EXERCISE PROMPT:
All entries below must be output word for word, and the pictures left behind.

Excerpts from an interface dataset
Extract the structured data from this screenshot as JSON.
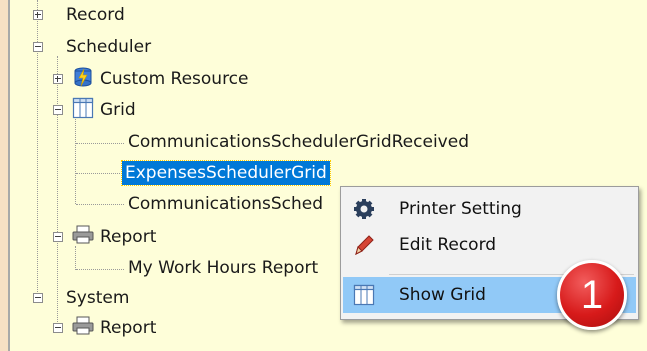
{
  "tree": {
    "record": "Record",
    "scheduler": "Scheduler",
    "custom_resource": "Custom Resource",
    "grid": "Grid",
    "grid_item_1": "CommunicationsSchedulerGridReceived",
    "grid_item_2": "ExpensesSchedulerGrid",
    "grid_item_3": "CommunicationsSched",
    "report": "Report",
    "report_item_1": "My Work Hours Report",
    "system": "System",
    "system_report": "Report"
  },
  "context_menu": {
    "printer_setting": "Printer Setting",
    "edit_record": "Edit Record",
    "show_grid": "Show Grid"
  },
  "callout": {
    "number": "1"
  },
  "colors": {
    "selection": "#0078d7",
    "menu_hover": "#91c9f7",
    "badge": "#d71a1a"
  }
}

EXERCISE RESPONSE:
Extract the structured data from this screenshot as JSON.
{
  "tree": {
    "record": "Record",
    "scheduler": "Scheduler",
    "custom_resource": "Custom Resource",
    "grid": "Grid",
    "grid_item_1": "CommunicationsSchedulerGridReceived",
    "grid_item_2": "ExpensesSchedulerGrid",
    "grid_item_3": "CommunicationsSched",
    "report": "Report",
    "report_item_1": "My Work Hours Report",
    "system": "System",
    "system_report": "Report"
  },
  "context_menu": {
    "printer_setting": "Printer Setting",
    "edit_record": "Edit Record",
    "show_grid": "Show Grid"
  },
  "callout": {
    "number": "1"
  },
  "colors": {
    "selection": "#0078d7",
    "menu_hover": "#91c9f7",
    "badge": "#d71a1a"
  }
}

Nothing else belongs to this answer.